Trial is multicentre, with randomization stratified by centre. Patients can have different type of tumor (nsclc, cholangiocarcinoma, stomach, pancreatic)
The funding institution referees requested to (freely translating) “increment sample size to account heterogeneity of patients involved". They did not request stratified randomisation center*tumor (maybe due to likely imbalance for a small sample size), eventually suggested a minimization.
I'm starting to think about a linear model like the following, to fullfill requests
QOL = f(Treatment.dummy, TumorType.dummies)
Typically effect size relies on the R^2 with and without the covariate of interest. However given the state of the literature, i don't know how to make an educated guess about this stuff.
The only idea that remains (at least to me) is to simulate with Monte Carlo. In the end it would be an F test of model with vs without Treatment.dummy.
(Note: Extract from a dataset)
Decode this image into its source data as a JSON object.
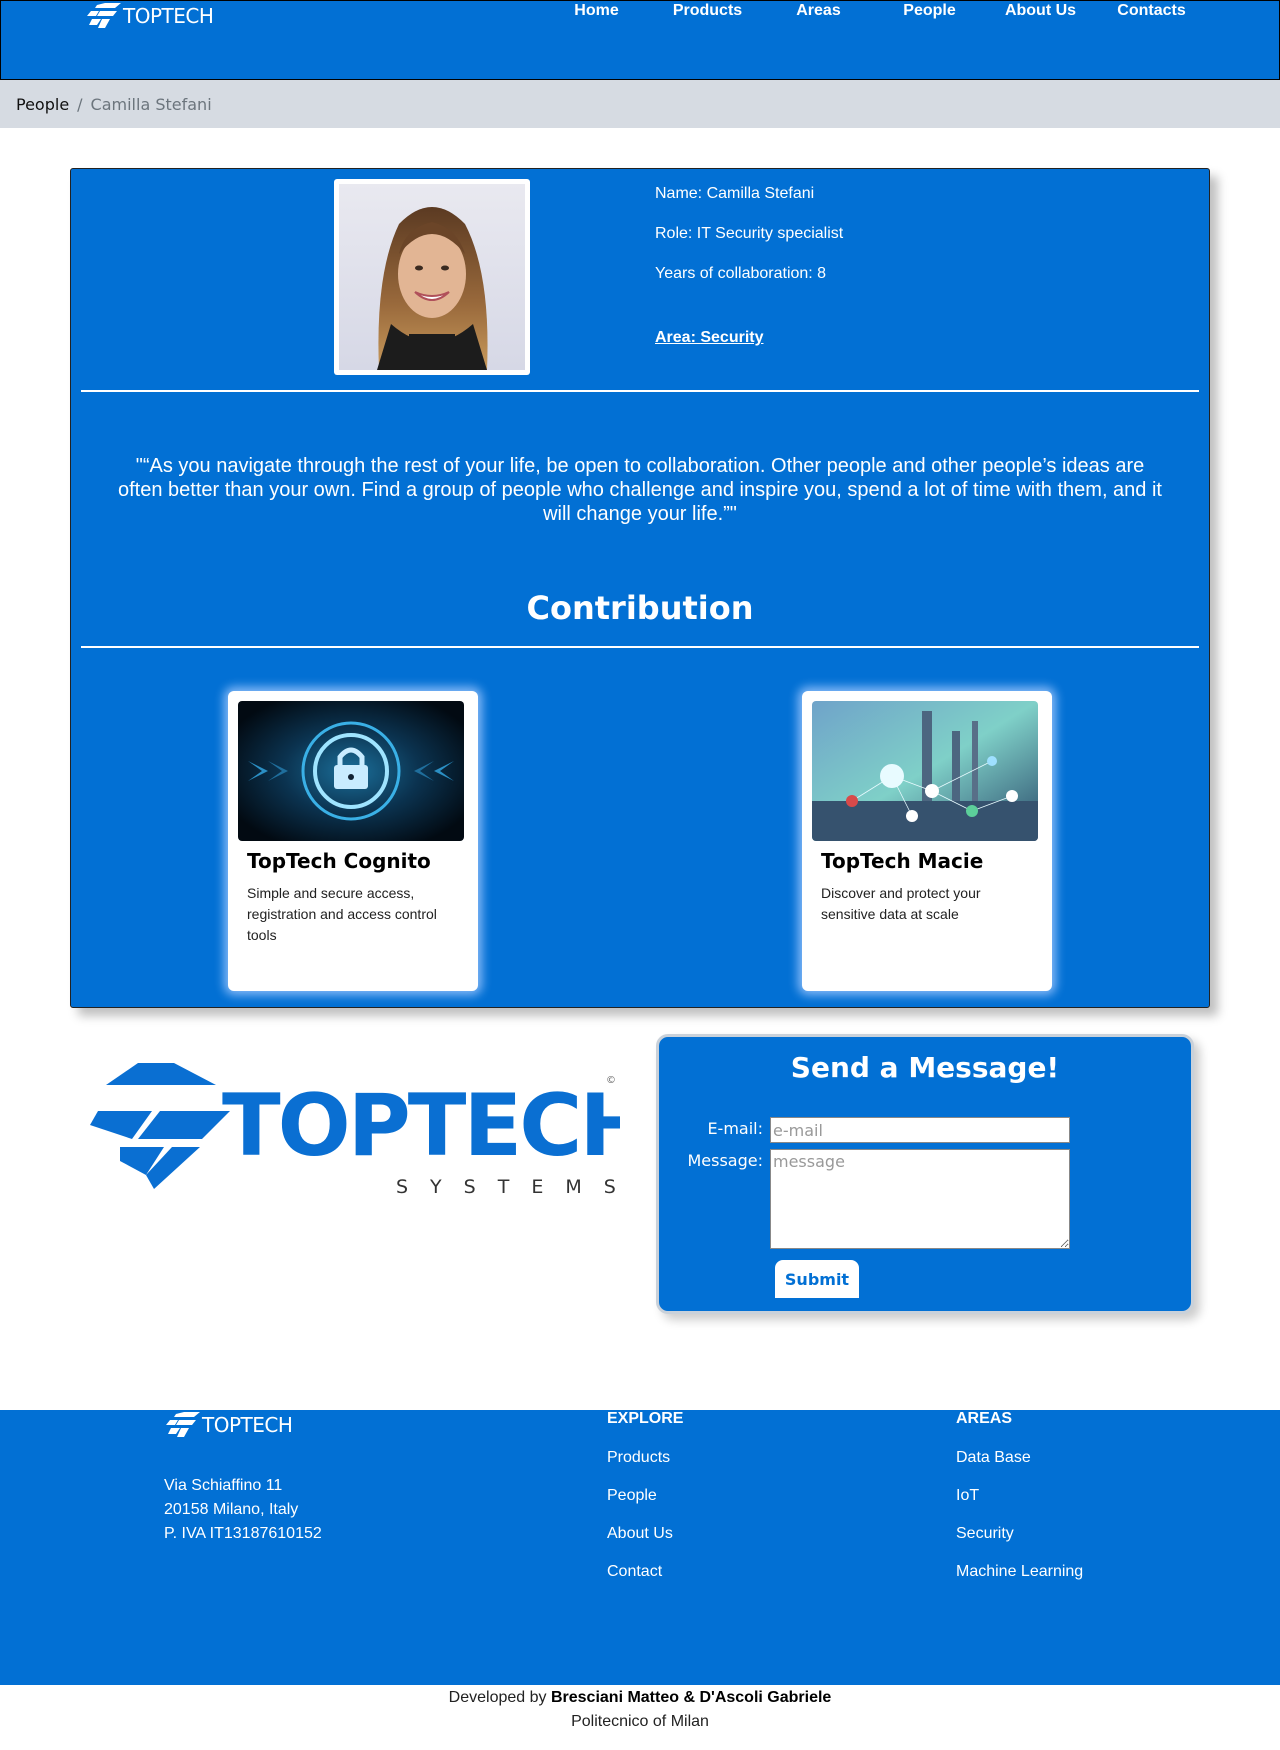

Given a certain n (growing beetween simulation steps):
- I would simulate proportion of different tumor patients recruited, given infos from our clinical database.
- Given the tumor type I would simulate proportion of patients randomized to Treatment in that strata (...thinking about Uniform with mean .5 ... eg U(0.35,0.65)
- For pts in control group, given tumor type, i would simulate QOL given normative data of the instrument
- For pts in treatment group, given tumor type, i would simulate QOL given normative data of the instrument AND effect-size of interest
Then do the regression model, the test and get the power.
Another way would be to start from the t-test sample, and then increment it given models sample size rule of thumbs (eg 20 pts per added variable); but I don't like it very much because you loose grip with power-analysis.
Any other approach? Any suggestion (even “yes, do the Monte Carlo simulation”) would be very appreciated.